Vice President Kwesi Amissah-Arthur, has encouraged Ghanaians, especially those in public administration, to develop the culture of writing their memoirs for posterity.
He also said the authentic telling of our stories must be done by ourselves and not outsiders.
[contextly_sidebar id=”oRPxeU5o4iJJdqWhUbE2eBPHNrBpfSTK”]Vice President Amissah-Arthur made the statement when he launched a book entitled: “Ghana Armed Forces in Lebanon and Liberia Peace Operations,” at the Kofi Annan International Peace-Keeping Training Centre (KAIPTC) at Teshie.
The 400-page book which was authored by Colonel (Dr) Emmanuel Wekem Kotia with the foreword by Dr Mohamed Ibn Chambas, provides insight into Ghana’s contributions to peace-keeping globally, and regional peace operations, especially in Lebanon and Liberia.
The colourful launch was well attended by serving senior Military officers, as well as those retired and diplomats.
Vice President Amissah-Arthur also observed that it was such a great idea to encourage people to write since any writing was better than no writing at all.
He said it was better that our national legacy was written in text rather than in transient word.
He commended the author of the book for his in-depth look at the task, experiences and challenges of Ghana’s peace-keeping contributions to the United Nations.
Vice President Amissah-Arthur stated that the international community must not be indifferent to conflicts no matter the trigger, and find solutions to them
He said over the past five decades, Ghana had shown great commitment to peace-keeping, adding that it was in the country’s interest to continue in that regard.
He said it was re-assuring that an interesting trend was emerging in the Ghana Armed Forces where senior officials who had participated in major undertakings, had decided to write their observations for posterity.
Vice President Amissah-Arthur further stated that the peace-keeping activities undertaken by the country did not only add to the nation’s pride, but also helped to preserve and appreciate the peace the country had.
“Witnessing the horrors of wars in conflict states have had a far reaching impact on the outlook on peacekeeping personnel and contributed to the peace the nation is enjoying” he added.

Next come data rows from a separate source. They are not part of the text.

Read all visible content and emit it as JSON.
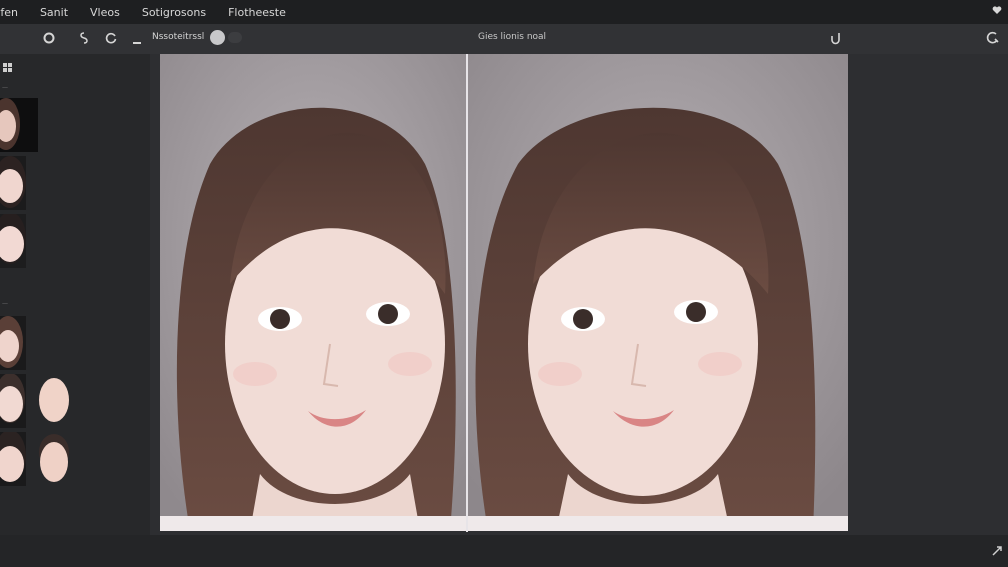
{
  "menubar": {
    "items": [
      {
        "label": "Ffen"
      },
      {
        "label": "Sanit"
      },
      {
        "label": "Vleos"
      },
      {
        "label": "Sotigrosons"
      },
      {
        "label": "Flotheeste"
      }
    ]
  },
  "toolbar": {
    "slider_label": "Nssoteitrssl",
    "document_title": "Gies lionis noal"
  },
  "icons": {
    "heart": "heart-icon",
    "lasso": "lasso-icon",
    "pen": "pen-tool-icon",
    "reset": "reset-icon",
    "minus": "minus-icon",
    "undo": "undo-icon",
    "redo": "redo-icon",
    "grid": "grid-icon",
    "expand": "expand-icon"
  },
  "colors": {
    "background": "#2a2b2d",
    "menubar": "#1e1f21",
    "toolbar": "#313235",
    "photo_backdrop": "#a09a9e",
    "hair": "#5a3f37",
    "skin": "#f0d9d3",
    "divider": "#e7e4e8"
  }
}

Colonel (Dr) Kotia, author of the book, who is currently the Chief Instructor and Academic Programmes Coordinator at the KAIPTC, said it looked at the contributions of African nations to peace operations in conflict zones across the world, since the deployment of the United Nations operations in the Congo in 1960.
He said Ghana over the past 50 years had earned an international reputation as one of the largest and most consistent troops contributing countries in the United Nations mandated peace operations.

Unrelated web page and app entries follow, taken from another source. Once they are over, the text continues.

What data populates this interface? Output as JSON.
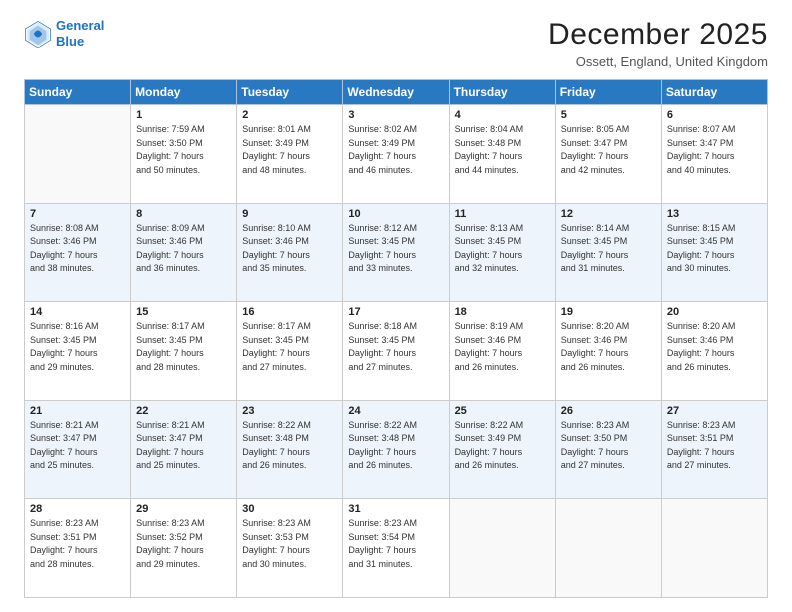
{
  "logo": {
    "line1": "General",
    "line2": "Blue"
  },
  "title": "December 2025",
  "subtitle": "Ossett, England, United Kingdom",
  "weekdays": [
    "Sunday",
    "Monday",
    "Tuesday",
    "Wednesday",
    "Thursday",
    "Friday",
    "Saturday"
  ],
  "weeks": [
    [
      {
        "day": "",
        "info": ""
      },
      {
        "day": "1",
        "info": "Sunrise: 7:59 AM\nSunset: 3:50 PM\nDaylight: 7 hours\nand 50 minutes."
      },
      {
        "day": "2",
        "info": "Sunrise: 8:01 AM\nSunset: 3:49 PM\nDaylight: 7 hours\nand 48 minutes."
      },
      {
        "day": "3",
        "info": "Sunrise: 8:02 AM\nSunset: 3:49 PM\nDaylight: 7 hours\nand 46 minutes."
      },
      {
        "day": "4",
        "info": "Sunrise: 8:04 AM\nSunset: 3:48 PM\nDaylight: 7 hours\nand 44 minutes."
      },
      {
        "day": "5",
        "info": "Sunrise: 8:05 AM\nSunset: 3:47 PM\nDaylight: 7 hours\nand 42 minutes."
      },
      {
        "day": "6",
        "info": "Sunrise: 8:07 AM\nSunset: 3:47 PM\nDaylight: 7 hours\nand 40 minutes."
      }
    ],
    [
      {
        "day": "7",
        "info": "Sunrise: 8:08 AM\nSunset: 3:46 PM\nDaylight: 7 hours\nand 38 minutes."
      },
      {
        "day": "8",
        "info": "Sunrise: 8:09 AM\nSunset: 3:46 PM\nDaylight: 7 hours\nand 36 minutes."
      },
      {
        "day": "9",
        "info": "Sunrise: 8:10 AM\nSunset: 3:46 PM\nDaylight: 7 hours\nand 35 minutes."
      },
      {
        "day": "10",
        "info": "Sunrise: 8:12 AM\nSunset: 3:45 PM\nDaylight: 7 hours\nand 33 minutes."
      },
      {
        "day": "11",
        "info": "Sunrise: 8:13 AM\nSunset: 3:45 PM\nDaylight: 7 hours\nand 32 minutes."
      },
      {
        "day": "12",
        "info": "Sunrise: 8:14 AM\nSunset: 3:45 PM\nDaylight: 7 hours\nand 31 minutes."
      },
      {
        "day": "13",
        "info": "Sunrise: 8:15 AM\nSunset: 3:45 PM\nDaylight: 7 hours\nand 30 minutes."
      }
    ],
    [
      {
        "day": "14",
        "info": "Sunrise: 8:16 AM\nSunset: 3:45 PM\nDaylight: 7 hours\nand 29 minutes."
      },
      {
        "day": "15",
        "info": "Sunrise: 8:17 AM\nSunset: 3:45 PM\nDaylight: 7 hours\nand 28 minutes."
      },
      {
        "day": "16",
        "info": "Sunrise: 8:17 AM\nSunset: 3:45 PM\nDaylight: 7 hours\nand 27 minutes."
      },
      {
        "day": "17",
        "info": "Sunrise: 8:18 AM\nSunset: 3:45 PM\nDaylight: 7 hours\nand 27 minutes."
      },
      {
        "day": "18",
        "info": "Sunrise: 8:19 AM\nSunset: 3:46 PM\nDaylight: 7 hours\nand 26 minutes."
      },
      {
        "day": "19",
        "info": "Sunrise: 8:20 AM\nSunset: 3:46 PM\nDaylight: 7 hours\nand 26 minutes."
      },
      {
        "day": "20",
        "info": "Sunrise: 8:20 AM\nSunset: 3:46 PM\nDaylight: 7 hours\nand 26 minutes."
      }
    ],
    [
      {
        "day": "21",
        "info": "Sunrise: 8:21 AM\nSunset: 3:47 PM\nDaylight: 7 hours\nand 25 minutes."
      },
      {
        "day": "22",
        "info": "Sunrise: 8:21 AM\nSunset: 3:47 PM\nDaylight: 7 hours\nand 25 minutes."
      },
      {
        "day": "23",
        "info": "Sunrise: 8:22 AM\nSunset: 3:48 PM\nDaylight: 7 hours\nand 26 minutes."
      },
      {
        "day": "24",
        "info": "Sunrise: 8:22 AM\nSunset: 3:48 PM\nDaylight: 7 hours\nand 26 minutes."
      },
      {
        "day": "25",
        "info": "Sunrise: 8:22 AM\nSunset: 3:49 PM\nDaylight: 7 hours\nand 26 minutes."
      },
      {
        "day": "26",
        "info": "Sunrise: 8:23 AM\nSunset: 3:50 PM\nDaylight: 7 hours\nand 27 minutes."
      },
      {
        "day": "27",
        "info": "Sunrise: 8:23 AM\nSunset: 3:51 PM\nDaylight: 7 hours\nand 27 minutes."
      }
    ],
    [
      {
        "day": "28",
        "info": "Sunrise: 8:23 AM\nSunset: 3:51 PM\nDaylight: 7 hours\nand 28 minutes."
      },
      {
        "day": "29",
        "info": "Sunrise: 8:23 AM\nSunset: 3:52 PM\nDaylight: 7 hours\nand 29 minutes."
      },
      {
        "day": "30",
        "info": "Sunrise: 8:23 AM\nSunset: 3:53 PM\nDaylight: 7 hours\nand 30 minutes."
      },
      {
        "day": "31",
        "info": "Sunrise: 8:23 AM\nSunset: 3:54 PM\nDaylight: 7 hours\nand 31 minutes."
      },
      {
        "day": "",
        "info": ""
      },
      {
        "day": "",
        "info": ""
      },
      {
        "day": "",
        "info": ""
      }
    ]
  ]
}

He said while Ghana had long been an active contributor to peace operations, there were few studies that systematically analyzed the actual roles played by troops in many of the different conflict contexts where they had served.

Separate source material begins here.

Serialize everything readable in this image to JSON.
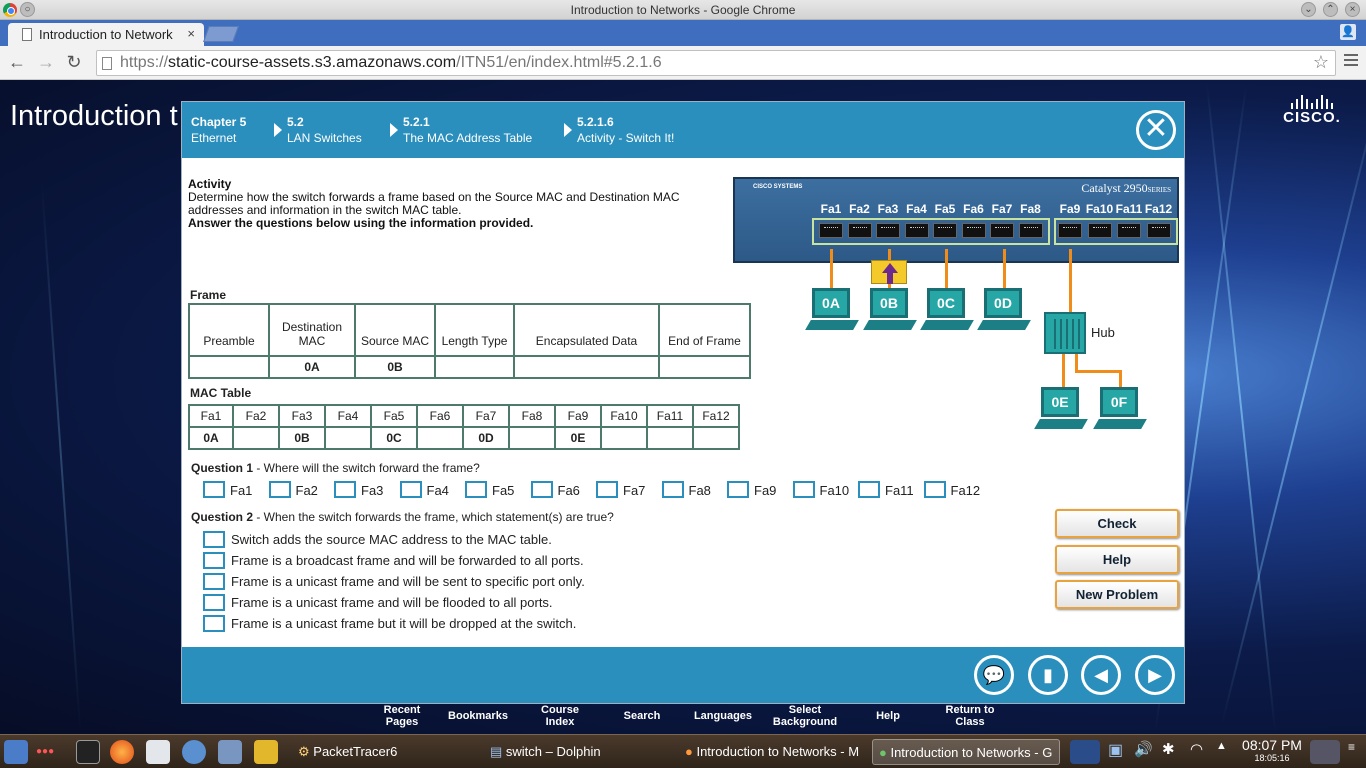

Colonel (Dr) Kotia explained that the book was an attempt to fill this gap by comparing the task, experiences and challenges of Ghanaian troops in two different peace operations in Lebanon and Liberia.
Dr Festus Aubyn, a Research Fellow at KAIPTC whose review of the book was read by Dr Kofi Afful, noted that the book was an important text that offered a detailed look at the tasks, experiences and challenges of Ghana as one of the United Nations most reliable and proficient peace-keeping contributors.
He said the author’s detailed strategic assessment of Ghana’s peace-keeping experiences in Liberia and Lebanon, provided not only a long overdue description of this small West African country’s impact on global security and conflict management.
He said the book also served as a model for analyzing multi-dimensional peace operations, and for drawing lessons that may shape the planning and conducting of future missions.